* **TASK PROMPT**
The string "kind" may appear in lines of the listing. Report each line where it does.

##########

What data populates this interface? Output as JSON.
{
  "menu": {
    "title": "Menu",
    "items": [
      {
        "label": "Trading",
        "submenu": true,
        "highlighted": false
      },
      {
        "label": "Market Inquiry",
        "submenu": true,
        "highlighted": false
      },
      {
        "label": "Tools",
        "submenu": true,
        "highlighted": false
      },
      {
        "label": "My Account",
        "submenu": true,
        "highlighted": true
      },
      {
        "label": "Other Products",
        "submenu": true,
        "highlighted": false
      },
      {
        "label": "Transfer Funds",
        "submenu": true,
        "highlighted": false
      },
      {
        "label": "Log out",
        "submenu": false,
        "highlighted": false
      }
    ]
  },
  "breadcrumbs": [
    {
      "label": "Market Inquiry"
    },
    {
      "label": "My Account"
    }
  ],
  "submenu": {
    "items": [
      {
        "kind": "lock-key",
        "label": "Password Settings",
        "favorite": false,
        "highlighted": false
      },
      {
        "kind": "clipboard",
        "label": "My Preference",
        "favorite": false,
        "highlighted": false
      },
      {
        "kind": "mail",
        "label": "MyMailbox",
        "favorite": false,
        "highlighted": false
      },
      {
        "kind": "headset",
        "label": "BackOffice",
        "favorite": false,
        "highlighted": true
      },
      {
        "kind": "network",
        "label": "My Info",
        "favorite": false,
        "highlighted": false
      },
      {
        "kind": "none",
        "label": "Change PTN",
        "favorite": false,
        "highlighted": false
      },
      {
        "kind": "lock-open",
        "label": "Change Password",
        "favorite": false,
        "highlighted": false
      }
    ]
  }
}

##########

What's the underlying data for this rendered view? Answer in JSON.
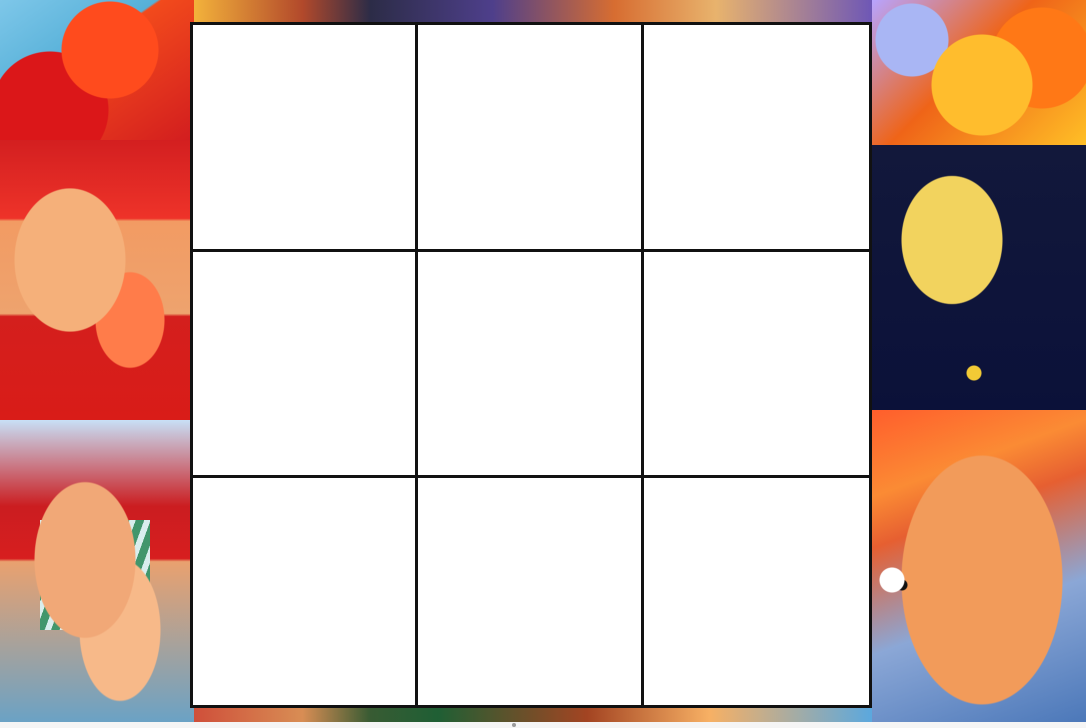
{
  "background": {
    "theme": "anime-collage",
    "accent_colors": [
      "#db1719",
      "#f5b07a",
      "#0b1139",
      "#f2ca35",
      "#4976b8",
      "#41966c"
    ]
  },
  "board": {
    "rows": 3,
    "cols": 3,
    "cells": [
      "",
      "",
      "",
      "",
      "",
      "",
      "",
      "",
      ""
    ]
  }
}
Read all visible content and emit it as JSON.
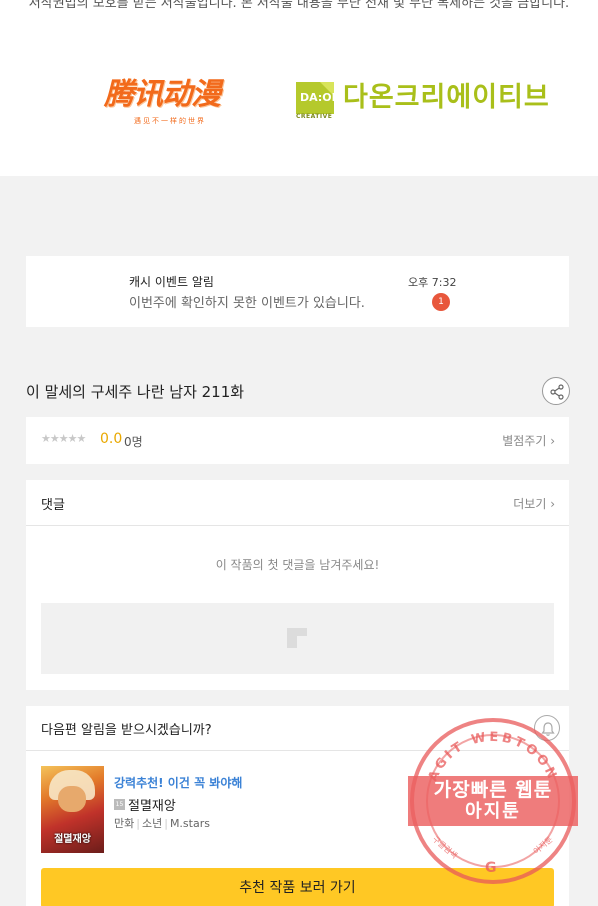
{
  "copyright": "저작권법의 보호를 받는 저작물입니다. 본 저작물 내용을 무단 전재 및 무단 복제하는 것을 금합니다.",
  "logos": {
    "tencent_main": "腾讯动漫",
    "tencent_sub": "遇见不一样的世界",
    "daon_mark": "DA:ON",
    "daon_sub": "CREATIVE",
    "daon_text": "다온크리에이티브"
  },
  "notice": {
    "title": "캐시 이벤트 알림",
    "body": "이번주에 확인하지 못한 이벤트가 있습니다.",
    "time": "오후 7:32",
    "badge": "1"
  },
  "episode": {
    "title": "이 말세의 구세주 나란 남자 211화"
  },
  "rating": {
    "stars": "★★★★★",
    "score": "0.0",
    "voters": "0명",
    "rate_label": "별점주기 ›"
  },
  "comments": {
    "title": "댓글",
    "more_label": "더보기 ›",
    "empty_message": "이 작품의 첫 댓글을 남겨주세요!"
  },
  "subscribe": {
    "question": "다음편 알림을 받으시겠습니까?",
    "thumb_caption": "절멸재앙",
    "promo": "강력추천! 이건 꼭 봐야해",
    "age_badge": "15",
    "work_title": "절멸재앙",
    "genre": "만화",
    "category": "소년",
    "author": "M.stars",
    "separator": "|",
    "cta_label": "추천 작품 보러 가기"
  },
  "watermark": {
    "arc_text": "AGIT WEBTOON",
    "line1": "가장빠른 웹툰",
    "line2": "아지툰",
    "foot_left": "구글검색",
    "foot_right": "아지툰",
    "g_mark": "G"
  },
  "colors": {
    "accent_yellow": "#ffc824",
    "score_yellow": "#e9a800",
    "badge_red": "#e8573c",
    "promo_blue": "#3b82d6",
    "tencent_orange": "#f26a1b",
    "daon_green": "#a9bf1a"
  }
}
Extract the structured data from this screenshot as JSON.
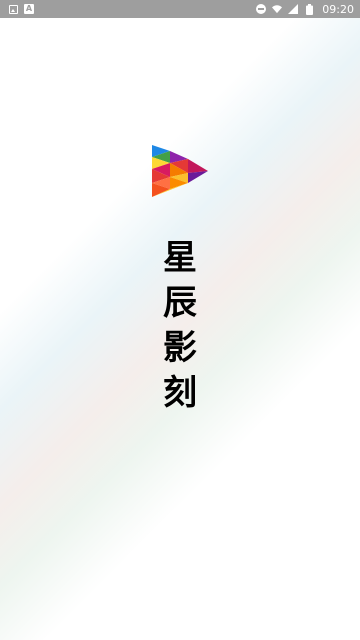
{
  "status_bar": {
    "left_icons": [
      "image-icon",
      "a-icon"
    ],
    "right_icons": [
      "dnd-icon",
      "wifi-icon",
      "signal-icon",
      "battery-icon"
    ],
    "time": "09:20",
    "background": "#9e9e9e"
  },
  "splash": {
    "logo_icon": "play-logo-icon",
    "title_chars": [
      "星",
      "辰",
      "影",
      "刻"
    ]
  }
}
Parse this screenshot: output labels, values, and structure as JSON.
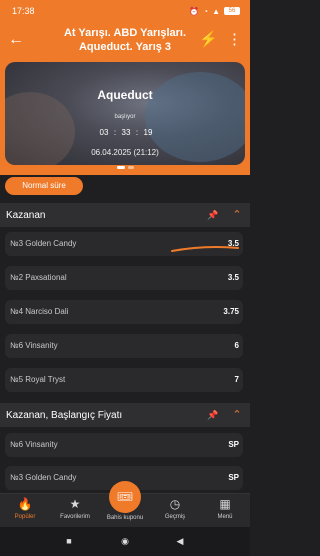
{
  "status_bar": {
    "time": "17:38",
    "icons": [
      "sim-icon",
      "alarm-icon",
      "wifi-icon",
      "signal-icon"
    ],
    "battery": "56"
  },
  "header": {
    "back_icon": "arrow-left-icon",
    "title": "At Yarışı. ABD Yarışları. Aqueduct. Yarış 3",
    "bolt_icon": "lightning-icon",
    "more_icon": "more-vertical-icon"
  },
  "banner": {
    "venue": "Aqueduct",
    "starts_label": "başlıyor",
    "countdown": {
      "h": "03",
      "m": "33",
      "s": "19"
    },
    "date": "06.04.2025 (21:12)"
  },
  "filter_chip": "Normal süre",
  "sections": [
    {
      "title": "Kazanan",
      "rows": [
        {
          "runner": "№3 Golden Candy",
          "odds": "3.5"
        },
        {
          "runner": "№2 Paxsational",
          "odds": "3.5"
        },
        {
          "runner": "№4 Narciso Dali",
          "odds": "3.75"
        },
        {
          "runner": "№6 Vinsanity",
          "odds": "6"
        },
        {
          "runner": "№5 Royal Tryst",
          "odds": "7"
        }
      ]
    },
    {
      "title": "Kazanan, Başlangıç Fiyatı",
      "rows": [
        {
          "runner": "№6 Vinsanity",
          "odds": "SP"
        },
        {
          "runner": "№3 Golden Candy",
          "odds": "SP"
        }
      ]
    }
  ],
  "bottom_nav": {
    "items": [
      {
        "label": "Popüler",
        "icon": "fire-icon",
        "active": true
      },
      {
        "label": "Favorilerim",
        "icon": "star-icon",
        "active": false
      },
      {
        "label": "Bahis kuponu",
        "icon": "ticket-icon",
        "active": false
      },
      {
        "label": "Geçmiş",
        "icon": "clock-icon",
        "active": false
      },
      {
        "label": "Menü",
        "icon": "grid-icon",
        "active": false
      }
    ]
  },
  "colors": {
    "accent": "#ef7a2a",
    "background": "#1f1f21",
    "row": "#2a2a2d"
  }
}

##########

* **OUTPUT OF THE TASK**
        "kind": "lock-key",
        "kind": "clipboard",
        "kind": "mail",
        "kind": "headset",
        "kind": "network",
        "kind": "none",
        "kind": "lock-open",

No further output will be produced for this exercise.